During Tuesday’s hearing, Cunha found a sympathetic ear for Saris, who had just completed the city’s first trial since the pandemic closed courthouses last March. Saris said finding a jury for a week-long trial is not easy and she is concerned that few jurors will be willing to attend what is expected to be a significantly longer trial — as long as a month.
Saris also questioned the logistics of a document-heavy case while jurors were “socially distanced” — and not directly in front of the video monitors in the jury box.
And she admitted she hadn’t expected a trial to happen so quickly, expecting the administrative judge to have a long list of court cases that would be given higher priority because the defendants are in custody . Instead, most of these cases were resolved, leaving the trial of Kritopoulos on deck.
Prosecutor Sara Bloom tried to allay the judge’s concerns by saying she believes it could go to trial within two weeks after she and others in the US Attorney’s Office streamlined the evidence and witness list.
“We got ready and re-notified all the witnesses,” Bloom said, noting that her office was working on the belief that Saris wanted to hear the case.
But Saris said she already has hearings scheduled for several afternoons, meaning prosecutors’ plan of having full days for testimony and evidence won’t work.
Now, having chaired a jury trial during the pandemic, “I have to say, even if it’s uncomfortable for you, Ms. Bloom, or for[co-counsel Victor Wild]I have a different mood. I’ve done it now.”
That, along with a surge in new COVID-19 cases in Boston, led to her decision to postpone the case, she said.
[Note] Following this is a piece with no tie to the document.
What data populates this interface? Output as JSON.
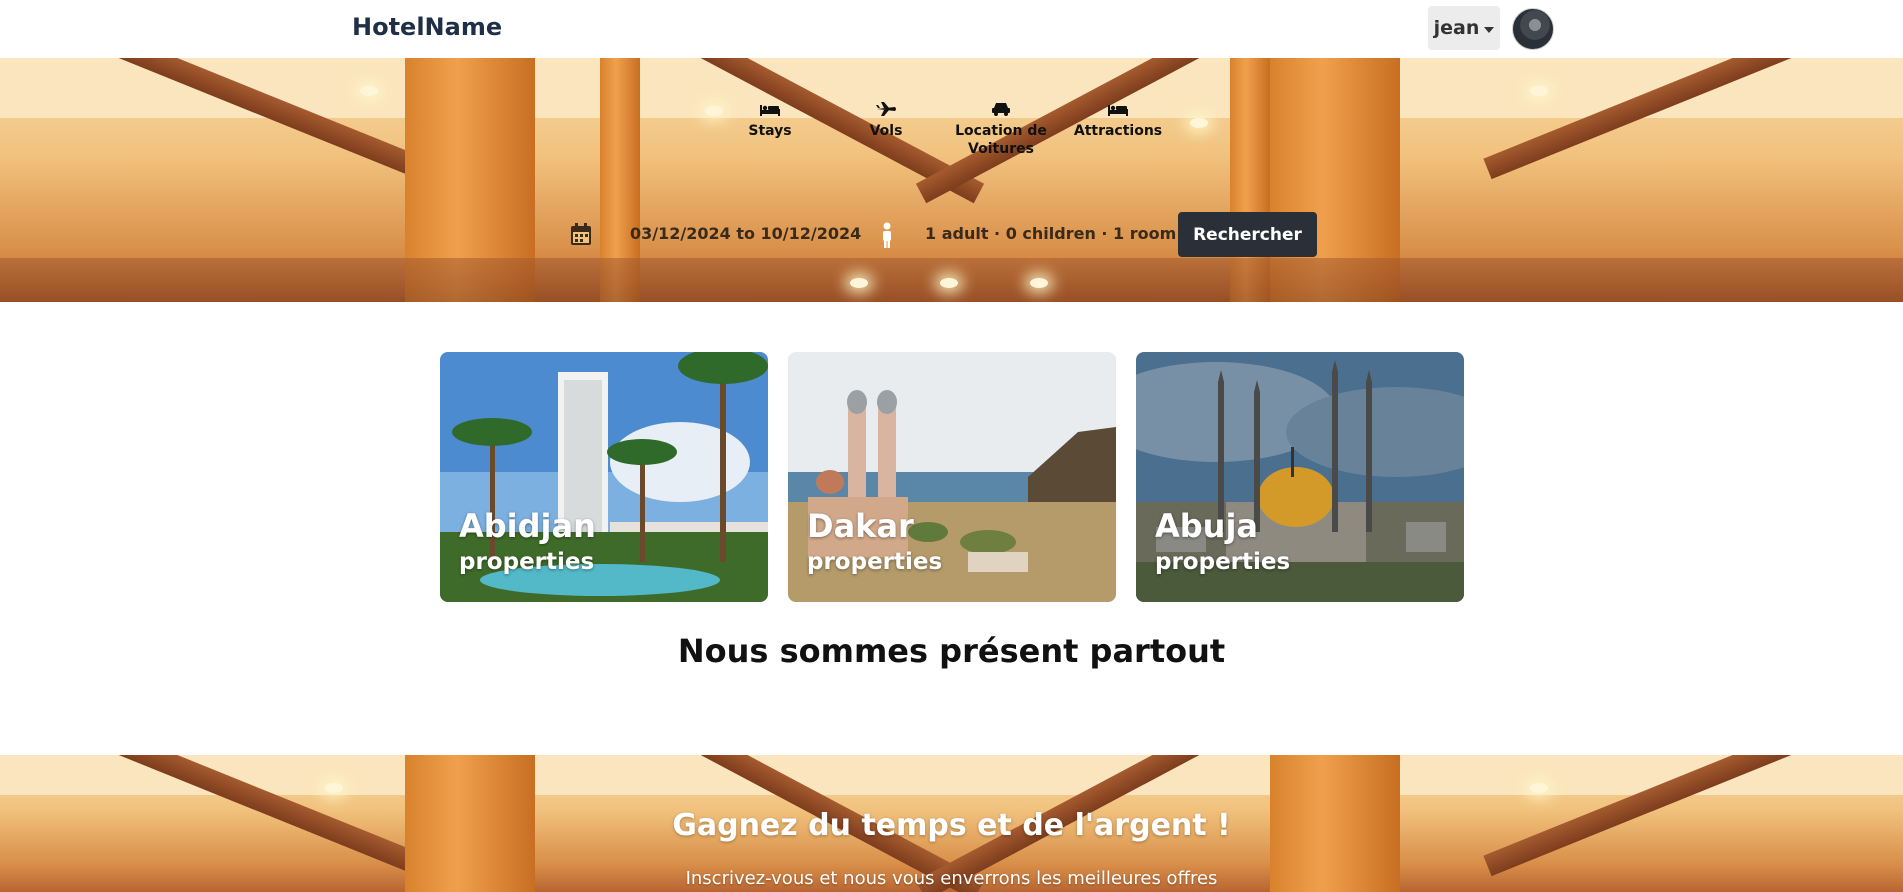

It is now scheduled for April 6, with a final status hearing in February.
“Maybe one day this case will go to court,” said Saris.
“Everybody stay healthy,” Saris said at the end of the hearing.
Court reporter Julie Manganis can be reached at 978-338-2521, email [email protected] or on Twitter @SNJulieManganis.